But, don’t worry! The city often updates the fountain’s schedule on its official site. So, before you head out for an evening of magical delights, make a quick online check. Better safe than, well, dry.
What should I prepare for a trip to Barcelona?
- Research Local Events: Familiarize yourself with any local festivities, exhibitions, or special events that may be happening during your visit.
- Packing Essentials: Besides your usual travel gear, don’t forget sunblock, comfortable walking shoes, a reusable water bottle (remember the tap water taste tip!), and a light jacket for cooler evenings.
- Learn Basic Catalan or Spanish Phrases: While English is spoken in tourist areas, a few phrases in Catalan or Spanish can enrich your experience and are often appreciated by locals.
- Research Local Transportation: Consider purchasing a T-casual metro ticket or the Hola Barcelona travel card for multiple rides on public transport.
- Install Essential Apps: Download apps like Cabify (local alternative to taxis) and an offline map like saving the city center to Google Maps. If you’re staying longer, consider local food delivery or event apps.
- Backup Important Documents: Have a digital backup of your passport, travel insurance, and any critical reservations or tickets. Store them securely on cloud storage and your phone.
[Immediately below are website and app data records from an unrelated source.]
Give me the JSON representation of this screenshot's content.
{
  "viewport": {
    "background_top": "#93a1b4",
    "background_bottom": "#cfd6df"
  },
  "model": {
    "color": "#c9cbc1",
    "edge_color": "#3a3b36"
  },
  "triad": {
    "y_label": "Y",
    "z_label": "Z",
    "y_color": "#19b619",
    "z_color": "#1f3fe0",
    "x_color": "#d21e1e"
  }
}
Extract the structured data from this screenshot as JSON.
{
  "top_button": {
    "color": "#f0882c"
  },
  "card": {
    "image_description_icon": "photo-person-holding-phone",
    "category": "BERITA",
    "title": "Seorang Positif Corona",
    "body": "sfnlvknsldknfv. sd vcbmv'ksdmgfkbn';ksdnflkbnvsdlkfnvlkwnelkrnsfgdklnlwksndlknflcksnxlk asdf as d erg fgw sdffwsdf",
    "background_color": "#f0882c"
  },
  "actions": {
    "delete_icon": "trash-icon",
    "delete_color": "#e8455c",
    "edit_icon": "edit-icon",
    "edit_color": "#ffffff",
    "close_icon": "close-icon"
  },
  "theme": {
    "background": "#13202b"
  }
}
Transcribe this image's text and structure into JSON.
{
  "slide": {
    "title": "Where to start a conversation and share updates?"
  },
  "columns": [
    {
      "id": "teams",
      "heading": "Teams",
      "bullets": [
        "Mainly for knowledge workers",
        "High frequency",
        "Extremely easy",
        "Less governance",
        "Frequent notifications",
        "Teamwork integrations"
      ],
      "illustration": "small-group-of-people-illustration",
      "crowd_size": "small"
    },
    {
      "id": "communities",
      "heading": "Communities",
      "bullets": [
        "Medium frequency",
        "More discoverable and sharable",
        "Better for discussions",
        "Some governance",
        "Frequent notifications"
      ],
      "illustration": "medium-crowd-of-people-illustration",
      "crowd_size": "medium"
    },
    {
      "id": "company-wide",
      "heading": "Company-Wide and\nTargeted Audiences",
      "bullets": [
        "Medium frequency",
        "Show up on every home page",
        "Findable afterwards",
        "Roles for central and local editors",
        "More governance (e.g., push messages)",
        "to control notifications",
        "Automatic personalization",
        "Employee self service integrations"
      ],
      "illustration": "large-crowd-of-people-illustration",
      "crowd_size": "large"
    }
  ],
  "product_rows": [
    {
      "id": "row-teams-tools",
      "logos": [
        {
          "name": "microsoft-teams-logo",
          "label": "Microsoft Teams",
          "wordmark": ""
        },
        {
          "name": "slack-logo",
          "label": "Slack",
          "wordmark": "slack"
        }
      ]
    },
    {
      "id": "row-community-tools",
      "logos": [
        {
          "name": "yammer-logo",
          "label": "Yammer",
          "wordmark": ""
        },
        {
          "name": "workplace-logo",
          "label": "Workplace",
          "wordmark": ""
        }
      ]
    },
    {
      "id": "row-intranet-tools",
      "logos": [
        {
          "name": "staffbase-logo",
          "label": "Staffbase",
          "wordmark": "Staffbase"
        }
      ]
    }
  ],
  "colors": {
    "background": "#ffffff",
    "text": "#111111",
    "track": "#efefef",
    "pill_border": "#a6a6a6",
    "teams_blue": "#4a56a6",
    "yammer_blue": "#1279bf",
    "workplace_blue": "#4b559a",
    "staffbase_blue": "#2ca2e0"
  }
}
- Set a Daily Budget: Barcelona offers a mix of experiences at different price points. Determine a daily spending limit to manage your expenses.
- Research Local Cuisines: Make a list of local dishes you want to try, like tapas, paella, and tinto de verano.
- Stay Updated on Local News: A quick check on Barcelona’s current events or any travel advisories will ensure you’re informed and prepared for your trip.
Armed with this preparation list, your Barcelona adventure is set to be smooth, safe, and filled with memories waiting to be made!